In this chapter we explored how you can transition a traditional (non-Asterisk) telephony system into a distributed call center. Along the way, we’ve seen how a call center with just a few seats can grow into a system with hundreds of seats in different physical locations.

While the ability to grow your business and plan for the future is crucial, it is also important to not build a system that is more complex than it needs to be. The larger you go, and the more distributed a system you build, the longer it will take to get off the ground and the harder it will be to do all the things that are important when changes occur, such as testing, implementing the changes, and keeping things synchronized. If your system is never going to grow beyond a 40-seat call center, don’t build it for 500 seats. All you’re doing is adding additional costs and complexity to accommodate a system on a scale that may never be fully realized.

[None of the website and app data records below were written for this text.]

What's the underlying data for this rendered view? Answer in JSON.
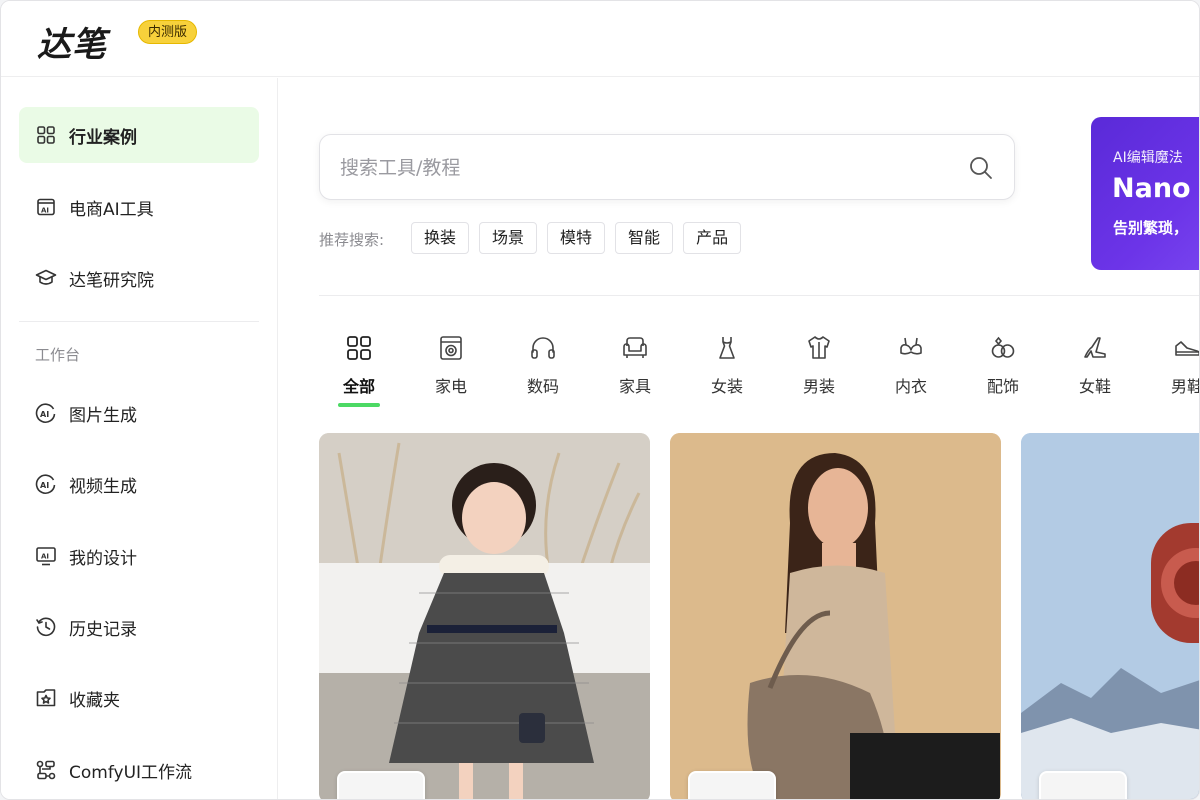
{
  "header": {
    "logo_text": "达笔",
    "badge": "内测版"
  },
  "sidebar": {
    "top_items": [
      {
        "label": "行业案例",
        "icon": "grid-icon",
        "active": true
      },
      {
        "label": "电商AI工具",
        "icon": "ai-window-icon",
        "active": false
      },
      {
        "label": "达笔研究院",
        "icon": "graduation-cap-icon",
        "active": false
      }
    ],
    "section_title": "工作台",
    "work_items": [
      {
        "label": "图片生成",
        "icon": "ai-circle-icon"
      },
      {
        "label": "视频生成",
        "icon": "ai-circle-icon"
      },
      {
        "label": "我的设计",
        "icon": "ai-monitor-icon"
      },
      {
        "label": "历史记录",
        "icon": "history-icon"
      },
      {
        "label": "收藏夹",
        "icon": "folder-star-icon"
      },
      {
        "label": "ComfyUI工作流",
        "icon": "workflow-icon"
      }
    ]
  },
  "search": {
    "placeholder": "搜索工具/教程"
  },
  "recommend": {
    "label": "推荐搜索:",
    "chips": [
      "换装",
      "场景",
      "模特",
      "智能",
      "产品"
    ]
  },
  "banner": {
    "line1": "AI编辑魔法",
    "line2": "Nano B",
    "line3": "告别繁琐，"
  },
  "categories": [
    {
      "label": "全部",
      "icon": "grid-icon",
      "active": true
    },
    {
      "label": "家电",
      "icon": "washing-machine-icon"
    },
    {
      "label": "数码",
      "icon": "headphones-icon"
    },
    {
      "label": "家具",
      "icon": "sofa-icon"
    },
    {
      "label": "女装",
      "icon": "dress-icon"
    },
    {
      "label": "男装",
      "icon": "shirt-icon"
    },
    {
      "label": "内衣",
      "icon": "bra-icon"
    },
    {
      "label": "配饰",
      "icon": "rings-icon"
    },
    {
      "label": "女鞋",
      "icon": "heel-icon"
    },
    {
      "label": "男鞋",
      "icon": "shoe-icon"
    }
  ],
  "colors": {
    "accent_green": "#4cd964",
    "active_bg": "#eafbe6",
    "badge_yellow": "#f7d13b",
    "banner_purple": "#5a2ad8"
  }
}
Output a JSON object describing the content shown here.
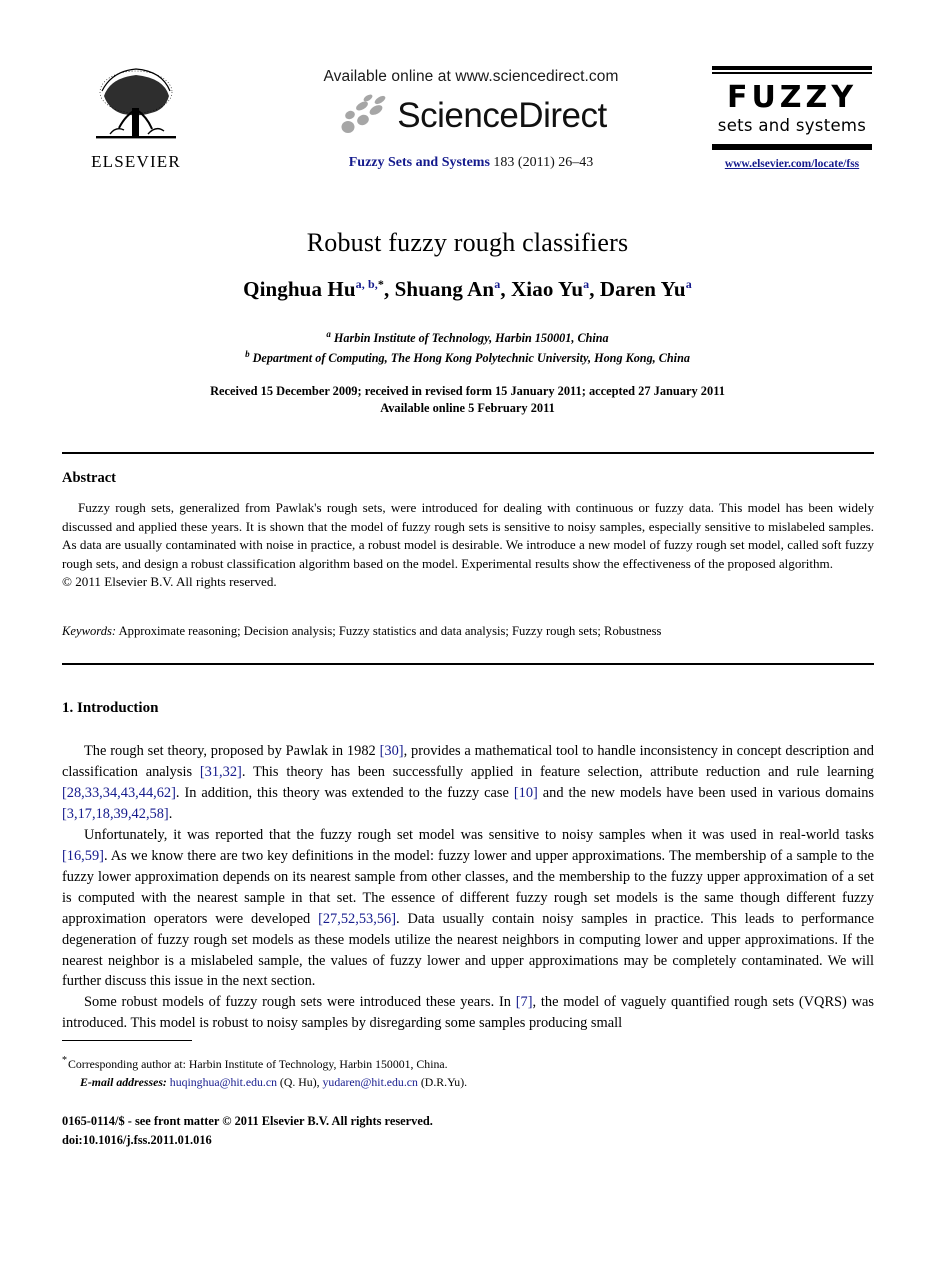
{
  "masthead": {
    "publisher_name": "ELSEVIER",
    "available_online": "Available online at www.sciencedirect.com",
    "sciencedirect_wordmark": "ScienceDirect",
    "journal_name": "Fuzzy Sets and Systems",
    "journal_volume_line": "183 (2011) 26–43",
    "logo_title": "FUZZY",
    "logo_subtitle": "sets and systems",
    "journal_url": "www.elsevier.com/locate/fss"
  },
  "title_block": {
    "title": "Robust fuzzy rough classifiers",
    "authors": [
      {
        "name": "Qinghua Hu",
        "sup": "a, b,",
        "star": "*",
        "sep": ", "
      },
      {
        "name": "Shuang An",
        "sup": "a",
        "star": "",
        "sep": ", "
      },
      {
        "name": "Xiao Yu",
        "sup": "a",
        "star": "",
        "sep": ", "
      },
      {
        "name": "Daren Yu",
        "sup": "a",
        "star": "",
        "sep": ""
      }
    ],
    "affiliations": [
      {
        "marker": "a",
        "text": "Harbin Institute of Technology, Harbin 150001, China"
      },
      {
        "marker": "b",
        "text": "Department of Computing, The Hong Kong Polytechnic University, Hong Kong, China"
      }
    ],
    "received_line": "Received 15 December 2009; received in revised form 15 January 2011; accepted 27 January 2011",
    "available_line": "Available online 5 February 2011"
  },
  "abstract": {
    "heading": "Abstract",
    "body": "Fuzzy rough sets, generalized from Pawlak's rough sets, were introduced for dealing with continuous or fuzzy data. This model has been widely discussed and applied these years. It is shown that the model of fuzzy rough sets is sensitive to noisy samples, especially sensitive to mislabeled samples. As data are usually contaminated with noise in practice, a robust model is desirable. We introduce a new model of fuzzy rough set model, called soft fuzzy rough sets, and design a robust classification algorithm based on the model. Experimental results show the effectiveness of the proposed algorithm.",
    "copyright": "© 2011 Elsevier B.V. All rights reserved."
  },
  "keywords": {
    "label": "Keywords:",
    "list": "Approximate reasoning; Decision analysis; Fuzzy statistics and data analysis; Fuzzy rough sets; Robustness"
  },
  "section": {
    "heading": "1.  Introduction",
    "paragraphs": [
      {
        "parts": [
          {
            "t": "The rough set theory, proposed by Pawlak in 1982 "
          },
          {
            "t": "[30]",
            "cite": true
          },
          {
            "t": ", provides a mathematical tool to handle inconsistency in concept description and classification analysis "
          },
          {
            "t": "[31,32]",
            "cite": true
          },
          {
            "t": ". This theory has been successfully applied in feature selection, attribute reduction and rule learning "
          },
          {
            "t": "[28,33,34,43,44,62]",
            "cite": true
          },
          {
            "t": ". In addition, this theory was extended to the fuzzy case "
          },
          {
            "t": "[10]",
            "cite": true
          },
          {
            "t": " and the new models have been used in various domains "
          },
          {
            "t": "[3,17,18,39,42,58]",
            "cite": true
          },
          {
            "t": "."
          }
        ]
      },
      {
        "parts": [
          {
            "t": "Unfortunately, it was reported that the fuzzy rough set model was sensitive to noisy samples when it was used in real-world tasks "
          },
          {
            "t": "[16,59]",
            "cite": true
          },
          {
            "t": ". As we know there are two key definitions in the model: fuzzy lower and upper approximations. The membership of a sample to the fuzzy lower approximation depends on its nearest sample from other classes, and the membership to the fuzzy upper approximation of a set is computed with the nearest sample in that set. The essence of different fuzzy rough set models is the same though different fuzzy approximation operators were developed "
          },
          {
            "t": "[27,52,53,56]",
            "cite": true
          },
          {
            "t": ". Data usually contain noisy samples in practice. This leads to performance degeneration of fuzzy rough set models as these models utilize the nearest neighbors in computing lower and upper approximations. If the nearest neighbor is a mislabeled sample, the values of fuzzy lower and upper approximations may be completely contaminated. We will further discuss this issue in the next section."
          }
        ]
      },
      {
        "parts": [
          {
            "t": "Some robust models of fuzzy rough sets were introduced these years. In "
          },
          {
            "t": "[7]",
            "cite": true
          },
          {
            "t": ", the model of vaguely quantified rough sets (VQRS) was introduced. This model is robust to noisy samples by disregarding some samples producing small"
          }
        ]
      }
    ]
  },
  "footnote": {
    "star": "*",
    "corresponding": "Corresponding author at: Harbin Institute of Technology, Harbin 150001, China.",
    "email_label": "E-mail addresses:",
    "emails": [
      {
        "address": "huqinghua@hit.edu.cn",
        "owner": "(Q. Hu)",
        "sep": ", "
      },
      {
        "address": "yudaren@hit.edu.cn",
        "owner": "(D.R.Yu).",
        "sep": ""
      }
    ]
  },
  "imprint": {
    "issn_line": "0165-0114/$ - see front matter © 2011 Elsevier B.V. All rights reserved.",
    "doi_line": "doi:10.1016/j.fss.2011.01.016"
  },
  "colors": {
    "link_blue": "#151b8d",
    "text_black": "#000000",
    "page_background": "#ffffff"
  }
}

Building a simple system now and planning for the future and how you’re going to get there (especially if you can do it in iterations, without having to rip your entire infrastructure apart or start from scratch) will get you up and running that much quicker. As you grow, you can add more pieces, determine if the approach you’re taking is correct, and, if not, go back and rework that particular piece. This kind of approach can save you a lot of headaches down the road, when you realize you don’t have to redo your entire complex system because of some new requirement that you didn’t foresee at the beginning.

We also mentioned some advantages of having a distributed system with remote employees, such as improved employee morale and cost savings. You can use your employees’ existing Internet connections, hardware, and electricity, which can save the company money, and your employees will benefit by avoiding the aggravation and costs of commuting to an office every day. While not all situations allow this type of scenario, it is worth exploring whether adding support for remote employees will be useful to your business.

Finally, distributed device state can open up a world of possibilities for your company, allowing it to grow beyond the single Asterisk system that does everything. Breaking out functionality to multiple boxes is now a reality, and can be approached with a measure of confidence not previously seen.